description of the MELUNGEONS from which I take these salient facts;

They are of unknown origin and call themselves Portuguese. Are short and
stout; have straight hair and black or gray eyes – the Indians eye is always
black. They were in the mountains when the white men came, but during the long
wars between the whites and Indians they took part with neither side.
Indeed, they claim no affiliation with the red race.

For years they have been known as ‘counterfeiters,’ but strange to say,
there was more of the precious metals in their coin than there was in that of
the United States government.

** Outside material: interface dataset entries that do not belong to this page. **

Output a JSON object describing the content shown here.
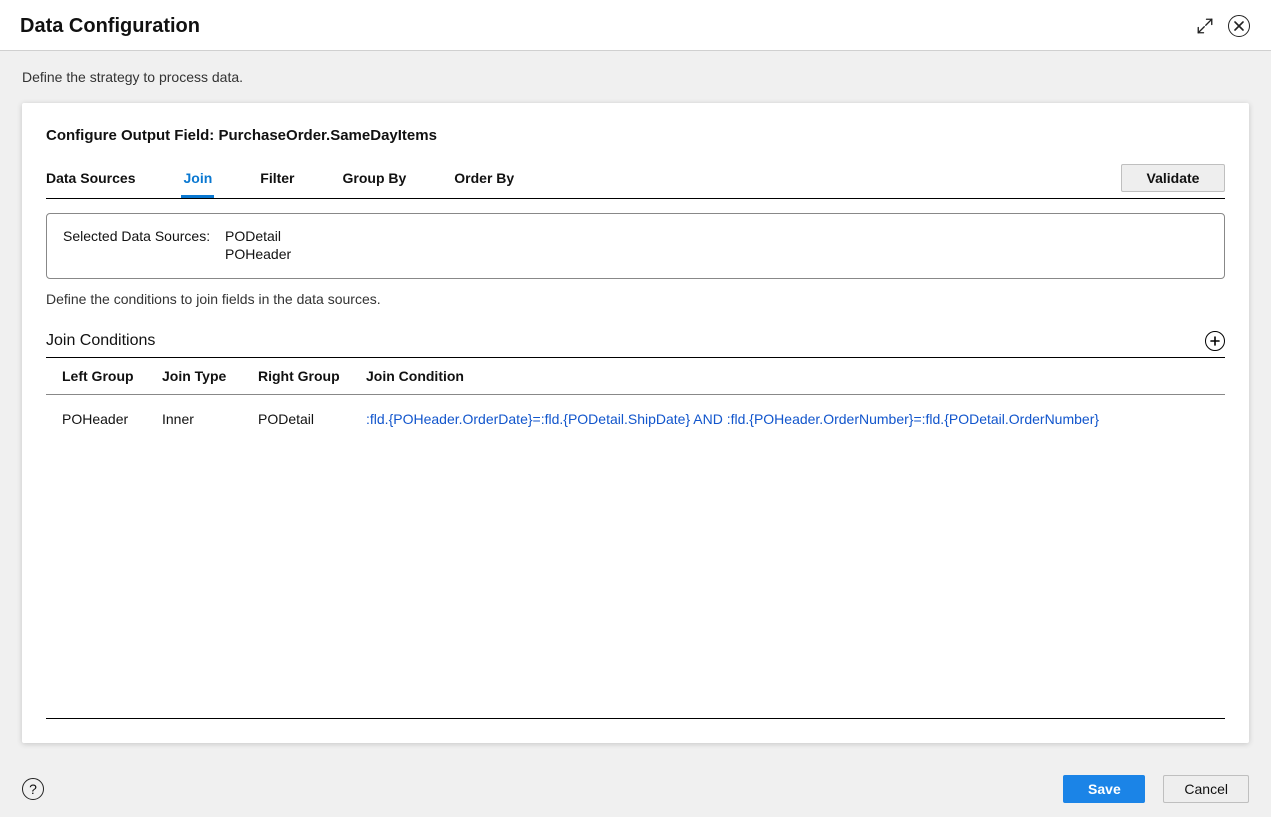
{
  "header": {
    "title": "Data Configuration"
  },
  "description": "Define the strategy to process data.",
  "card": {
    "title_prefix": "Configure Output Field: ",
    "title_value": "PurchaseOrder.SameDayItems",
    "tabs": {
      "data_sources": "Data Sources",
      "join": "Join",
      "filter": "Filter",
      "group_by": "Group By",
      "order_by": "Order By"
    },
    "validate_label": "Validate",
    "sources": {
      "label": "Selected Data Sources:",
      "items": [
        "PODetail",
        "POHeader"
      ]
    },
    "instruction": "Define the conditions to join fields in the data sources.",
    "join_conditions": {
      "title": "Join Conditions",
      "columns": {
        "left_group": "Left Group",
        "join_type": "Join Type",
        "right_group": "Right Group",
        "join_condition": "Join Condition"
      },
      "rows": [
        {
          "left_group": "POHeader",
          "join_type": "Inner",
          "right_group": "PODetail",
          "join_condition": ":fld.{POHeader.OrderDate}=:fld.{PODetail.ShipDate} AND :fld.{POHeader.OrderNumber}=:fld.{PODetail.OrderNumber}"
        }
      ]
    }
  },
  "footer": {
    "save_label": "Save",
    "cancel_label": "Cancel"
  }
}
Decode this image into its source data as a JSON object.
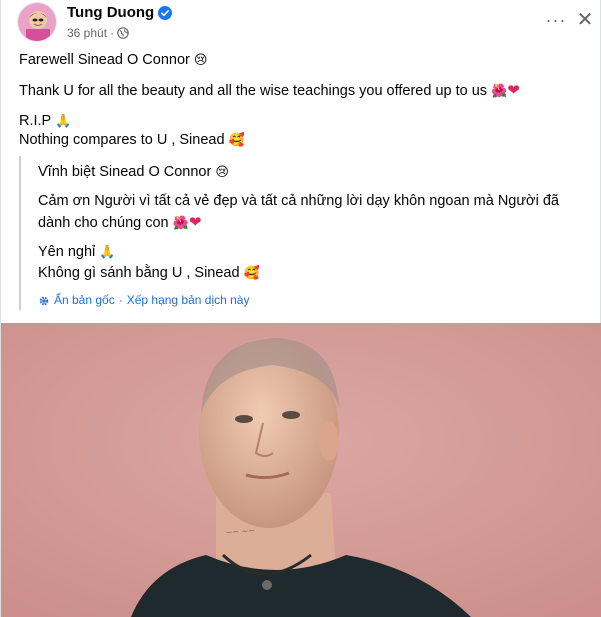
{
  "header": {
    "author_name": "Tung Duong",
    "timestamp": "36 phút",
    "separator": "·",
    "more_label": "···",
    "close_label": "✕"
  },
  "post": {
    "line1": "Farewell Sinead O Connor",
    "line1_emoji": "😢",
    "line2": "Thank U for all the beauty and all the wise teachings you offered up to us",
    "line2_emoji_rose": "🌺",
    "line2_emoji_heart": "❤",
    "line3": "R.I.P",
    "line3_emoji": "🙏",
    "line4": "Nothing compares to U , Sinead",
    "line4_emoji": "🥰"
  },
  "translation": {
    "line1": "Vĩnh biệt Sinead O Connor",
    "line1_emoji": "😢",
    "line2": "Cảm ơn Người vì tất cả vẻ đẹp và tất cả những lời dạy khôn ngoan mà Người đã dành cho chúng con",
    "line2_emoji_rose": "🌺",
    "line2_emoji_heart": "❤",
    "line3": "Yên nghỉ",
    "line3_emoji": "🙏",
    "line4": "Không gì sánh bằng U , Sinead",
    "line4_emoji": "🥰",
    "show_original": "Ẩn bản gốc",
    "separator": "·",
    "rate_translation": "Xếp hạng bản dịch này"
  },
  "icons": {
    "verified": "verified-badge-icon",
    "globe": "globe-icon",
    "gear": "gear-icon",
    "more": "more-icon",
    "close": "close-icon"
  },
  "colors": {
    "link": "#216fdb",
    "meta": "#65676b",
    "verified": "#1877f2",
    "photo_background": "#d49a96"
  }
}
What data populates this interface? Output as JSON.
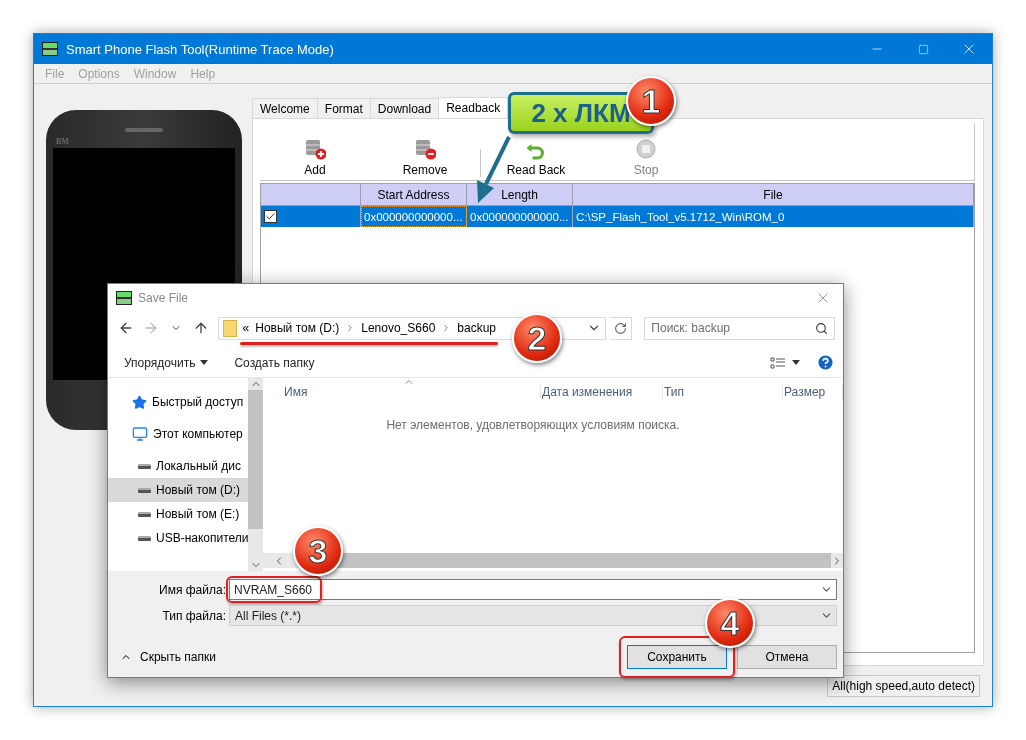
{
  "window": {
    "title": "Smart Phone Flash Tool(Runtime Trace Mode)"
  },
  "menu": [
    {
      "label": "File",
      "disabled": true
    },
    {
      "label": "Options",
      "disabled": true
    },
    {
      "label": "Window",
      "disabled": true
    },
    {
      "label": "Help",
      "disabled": true
    }
  ],
  "phone": {
    "label": "BM"
  },
  "tabs": [
    {
      "label": "Welcome",
      "selected": false
    },
    {
      "label": "Format",
      "selected": false
    },
    {
      "label": "Download",
      "selected": false
    },
    {
      "label": "Readback",
      "selected": true
    }
  ],
  "toolbar": [
    {
      "kind": "add",
      "label": "Add",
      "disabled": false
    },
    {
      "kind": "remove",
      "label": "Remove",
      "disabled": false
    },
    {
      "kind": "readback",
      "label": "Read Back",
      "disabled": false
    },
    {
      "kind": "stop",
      "label": "Stop",
      "disabled": true
    }
  ],
  "table": {
    "columns": [
      "Start Address",
      "Length",
      "File"
    ],
    "rows": [
      {
        "checked": true,
        "selected": true,
        "start_address": "0x000000000000...",
        "length": "0x000000000000...",
        "file": "C:\\SP_Flash_Tool_v5.1712_Win\\ROM_0"
      }
    ]
  },
  "status_bar": {
    "text": "All(high speed,auto detect)"
  },
  "dialog": {
    "title": "Save File",
    "breadcrumb": [
      "«",
      "Новый том (D:)",
      "Lenovo_S660",
      "backup"
    ],
    "search": {
      "placeholder": "Поиск: backup"
    },
    "commands": [
      "Упорядочить",
      "Создать папку"
    ],
    "nav_items": [
      {
        "kind": "quick",
        "label": "Быстрый доступ",
        "selected": false
      },
      {
        "kind": "computer",
        "label": "Этот компьютер",
        "selected": false
      },
      {
        "kind": "drive",
        "label": "Локальный дис",
        "selected": false
      },
      {
        "kind": "drive",
        "label": "Новый том (D:)",
        "selected": true
      },
      {
        "kind": "drive",
        "label": "Новый том (E:)",
        "selected": false
      },
      {
        "kind": "drive",
        "label": "USB-накопители",
        "selected": false
      }
    ],
    "columns": [
      "Имя",
      "Дата изменения",
      "Тип",
      "Размер"
    ],
    "empty_message": "Нет элементов, удовлетворяющих условиям поиска.",
    "file_name": {
      "label": "Имя файла:",
      "value": "NVRAM_S660"
    },
    "file_type": {
      "label": "Тип файла:",
      "value": "All Files (*.*)"
    },
    "hide_folders": "Скрыть папки",
    "buttons": [
      {
        "label": "Сохранить",
        "default": true
      },
      {
        "label": "Отмена",
        "default": false
      }
    ]
  },
  "annotations": [
    {
      "kind": "callout",
      "label": "2 x ЛКМ"
    },
    {
      "kind": "badge",
      "label": "1"
    },
    {
      "kind": "badge",
      "label": "2"
    },
    {
      "kind": "badge",
      "label": "3"
    },
    {
      "kind": "badge",
      "label": "4"
    }
  ]
}
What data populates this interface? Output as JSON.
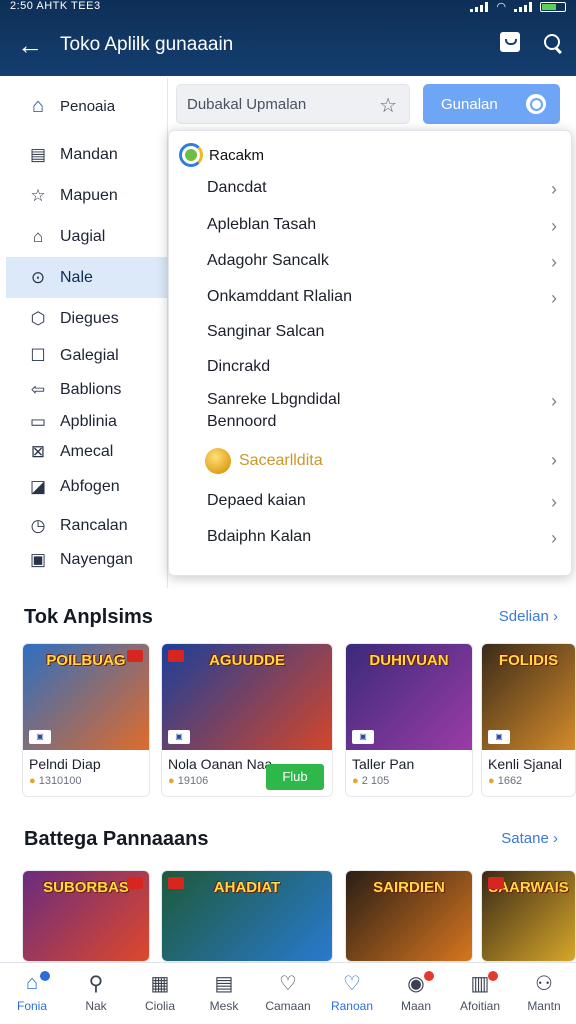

As a body, they were as concrete as the Jews. They had no adherence to the
Indian religion or rites, but have adhered to the Christian religion, and the
cross is with them a sacred symbol. They are generally Baptists in belief.
“At one time,” writes my informant, “their coins passed current, even in my
recollection.” There is a legend that their silver came from Straight Creek,
a tributary of the Cumberland river, which blows into that stream at
Pineville, Ky. Ruins of ancient furnaces are still to be seen on the banks of
Straight Creek, but have not been used within the memory of any now living. A
family named Mullins were the makers of money in that section.


The “Beckler” gold dollars were made by the Melungeon in North Carolina,
and some of these coins are still extant, preserved as curiosities. They were
made from native gold by a family named Beckler, and were commonly known as “

They have always boasted of their kinship to the whites. Many years ago a
decision was handed down by the Supreme Court of Tennessee, holding that they
were not negroes.

In the first census of Tennessee there were in the State more than 900 “free
persons” other than the whites. There could not have been that early [1795]
so many free negroes. No doubt the majority were MELUNGEONS.

At the close of the war between the States there were families of MELUNGEONS
in Nashville, Lebanon and Livingston, Tenn. At Livingston a female had
twelve children. One of these belonged to the Ku-klux Klan, and was hanged by
the Klan because he violated one of its rules – not to commit murder.


A good many years ago there came to my native village a family named Goin,
from East Tennessee. They were thought to be half-breed Indians. They were
friendly, honest, and industrious. Every second Sunday, in single file,
dressed in cheap but clean clothing, they made their way to the Baptist church. I
feel sure now that they belonged to one of the two families of Malungeons -
The family called “Goin” as I have since learned, designating it from the
ones that had no mixed blood in it.


Will T. Hale & Dixon L. Merritt 1913